A literature professor argues that in order to truly learn and use a language, you must also learn about the culture in which the language is used:
I have been asked several times at my university in Oman to do a brief “cultural introduction” to native speakers of English from North America and Europe who have come to improve their Arabic. I start by mentioning that there is a large difference between learning how to speak a language and learning how to navigate a culture. Then I segue into a discussion of how to dress appropriately. My watchwords are: no knees or elbows on display in public. Usually, at this point, several of the listeners look angry, disbelieving and/or bored, especially the men wearing tight, casual T-shirts and women in spaghetti-strap underwear shirts…
My attempts to make Westerners understand that they will need to make adjustments to fit into Omani society have not gone well. The most common response is, “But I am me. They will just have to accept me as I am.” The problem with the “I need to be me” response is that most Westerners do not realize that the consequences of “being me” are not the same as in the West. Omanis rarely use direct confrontation and will simply avoid a person who they feel is violating cultural norms.
The trick is to find a balance between integration and self-integrity while learning not just the language but also how to use it in a culturally appropriate manner. For example, most Gulf Arabs use an indirect communication style. They will rarely make a negative comment in public and never convey negative information that they do not want to share. For example, if there is a specific need to convey a warning or bad news, Omanis will often recruit an intermediary to deliver it. That is why I, a non-Omani, have been asked to give the “dress and act politely” lecture to Western students…
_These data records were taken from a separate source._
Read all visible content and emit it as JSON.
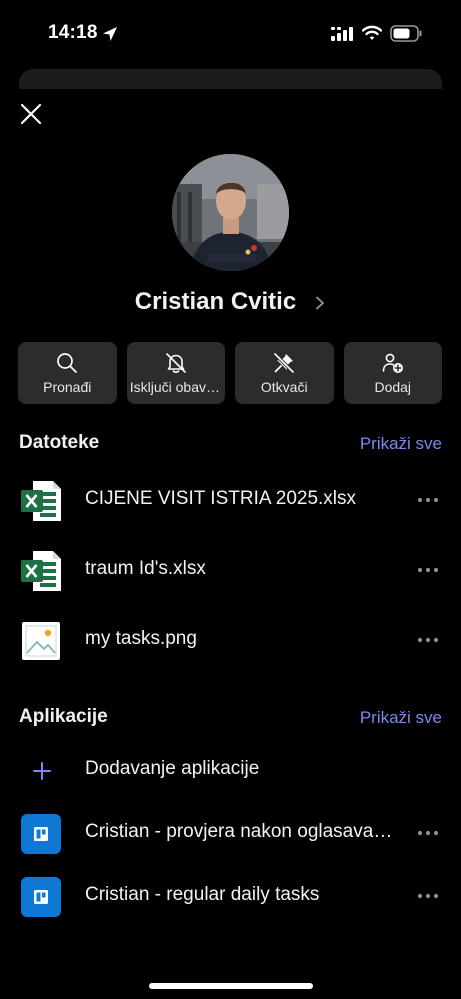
{
  "status_bar": {
    "time": "14:18"
  },
  "profile": {
    "name": "Cristian Cvitic"
  },
  "actions": [
    {
      "label": "Pronađi",
      "icon": "search-icon"
    },
    {
      "label": "Isključi obavijesti",
      "icon": "bell-off-icon"
    },
    {
      "label": "Otkvači",
      "icon": "unpin-icon"
    },
    {
      "label": "Dodaj",
      "icon": "add-person-icon"
    }
  ],
  "files": {
    "title": "Datoteke",
    "show_all": "Prikaži sve",
    "items": [
      {
        "name": "CIJENE VISIT ISTRIA 2025.xlsx",
        "icon": "excel-file-icon"
      },
      {
        "name": "traum Id's.xlsx",
        "icon": "excel-file-icon"
      },
      {
        "name": "my tasks.png",
        "icon": "image-file-icon"
      }
    ]
  },
  "apps": {
    "title": "Aplikacije",
    "show_all": "Prikaži sve",
    "add_label": "Dodavanje aplikacije",
    "items": [
      {
        "name": "Cristian - provjera nakon oglasavanja",
        "icon": "planner-app-icon"
      },
      {
        "name": "Cristian - regular daily tasks",
        "icon": "planner-app-icon"
      }
    ]
  },
  "colors": {
    "background": "#000000",
    "card": "#2c2c2e",
    "accent_link": "#7f86f2",
    "excel_green": "#1d7145",
    "app_blue": "#0f78d4"
  }
}
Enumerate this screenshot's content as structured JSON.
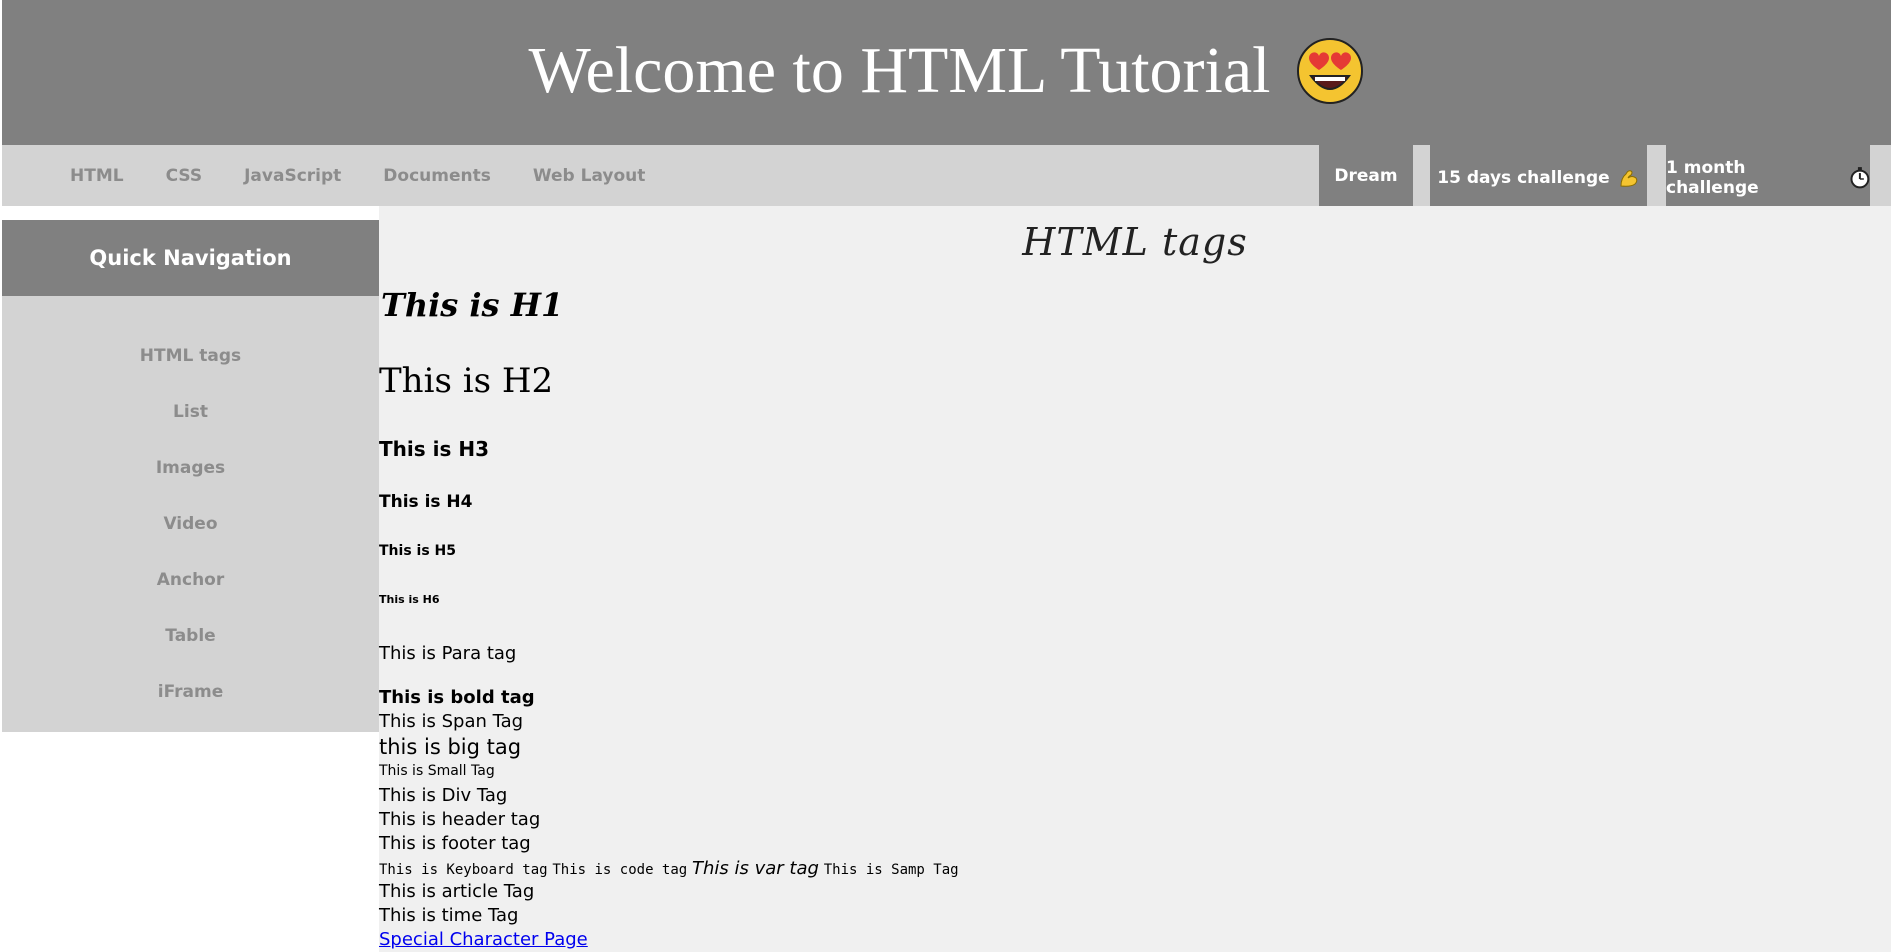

The other answer I get when Westerners refuse to, say, comb their hair, smile when greeting an Omani, or stand up to shake hands, is that “I don’t need to talk to people—I just need the language.” As a literature professor, I find this bewildering. Imagine a person who visited Britain having read all major political-theory textbooks but never having seen Monty Python, read Wordsworth, tasted tea, or been to a soccer game. Could that person cope with references to the “Beeb,” “Oxbridge,” “Beckham,” “twee,” or “pillock”? Words such as “slamming,” “in the dumps,” “bummed,” or “shambolic” don’t show up in vocabulary lists. So much of daily language is slang and metaphors that if a person is not speaking often with native speakers, she or he will never be able to carry on a normal conversation in that country. The last response I often get from Arabic language learners, is “I don’t plan to live in this country, so I don’t need to fit in here.” While it is true that the people who say this may never live in Oman, if they have careers that involve familiarity with the Arabic language, literature, politics, or business, they will probably meet some Omanis down the line. Imagine the icebreaker or dealmaker comments that a person will have at hand if she or he can greet an Omani with a local expression or a local joke.
There is much more to language than just the words, grammar, and inflections: language is a window into much larger cultural frameworks that are full of complicated symbols, values, and meanings.
It sounds like the language learners described above want to learn the language but don’t want the language to affect them too much. In other words, they want the skill of being able to speak another language (and can be perceived as being really marketable) but they want to keep the language at arm’s length. To some degree, this sounds like modern day ethnocentrism: “I want to learn your language to be able to talk to you but I don’t want to have to learn about what makes you tick because that wouldn’t be worth my time.” Of course, it could very well be worth one’s time for business or political or social purposes as the examples at the end of the last quoted paragraph above illustrate.
But, it sounds like a larger issue here is explaining to students why one should learn a new language: is it about checking off a box on a list of high school or college requirements? Is it about being able to put this on a resume? Is it about becoming “smarter” or more “cosmopolitan”? Is it about learning how to authentically interact with cultures different from your own? This last reason fits with calls for students to learn cross-cultural skills as they will go on to navigate a world where more frequently cultures interact and sometimes clash.